By NICK CHILES
For the life of me, I still have the hardest time figuring out why so many white people are so vehemently opposed to a law that would make it easier for them to obtain health insurance. I hear all the arguments about not wanting government to be involved in “rationing” their care, or deciding which doctors they can go to, but I think surely these people can’t be so naive as to not realize how severely most health insurance companies already restrict their coverage and make financially based decisions about what procedures and care will be covered. This has been going on with HMOs for decades. Don’t Americans know this, I ask myself?
And it’s especially confusing down here in the South, where opposition to universal healthcare is the strongest—and where the states have by far the most people without any health insurance. Even on my daughter’s soccer team, I have seen the contradictions, when a white parent’s child gets hurt on the field and I observe the terror in her eyes when she wonders what she’s going to do because they don’t have health insurance. Yet the polls would have you believe that all these white folks will fight the idea of somebody giving them affordable health insurance until their dying day.
But a fascinating piece by Judy Lubin on the Huffington Post provided me with some much-needed answers as the nation assesses the fallout from the Supreme Court’s 5-4 vote to uphold President Obama’s healthcare law, so-called Obamacare.
In her piece, Lubin describes several studies that have been done by researchers at Brown University and at Vanderbilt, who devised experiments to see how much racial attitudes spill over into feelings about public policy proposals that have no explicit connection to race.

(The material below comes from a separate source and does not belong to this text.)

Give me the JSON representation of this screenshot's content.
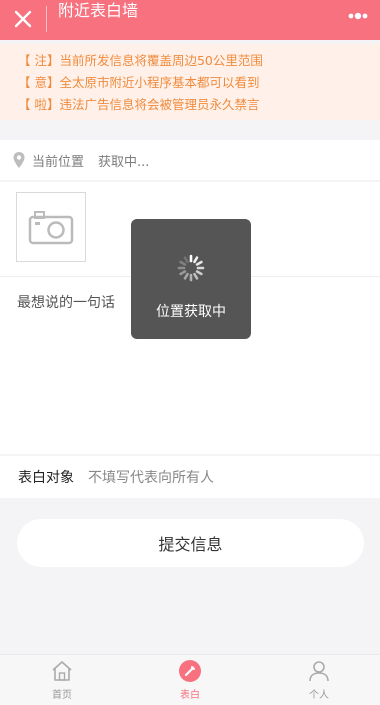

Michael Tesler, a political science professor at Brown, found that anti-black stereotypes were a strong predictor of how people felt about healthcare reform, and when subjects were told that proposals were initiated by President Clinton instead of Obama, their opposition to the proposals decreased.
Vanderbilt researchers Monique Lyle and Syndey Jones reported similar findings that Obama’s racial identity colored the feelings of many white people about the healthcare law.

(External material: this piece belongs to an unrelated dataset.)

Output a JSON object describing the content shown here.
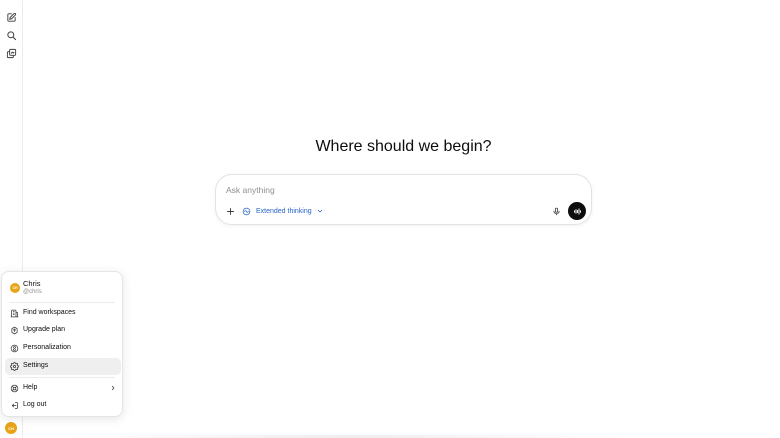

So this means that as with so many other things, racism is such a powerful, all-consuming poison that it will push people into making decisions and taking actions that are totally counter to their best interests. This has been the story of the American South for centuries, so I guess healthcare reform should be no different. For too many Americans without health insurance, they would rather deal with the momentary terror of wondering how they will treat their child’s injury than grant President Obama the benefit of handing them affordable health insurance.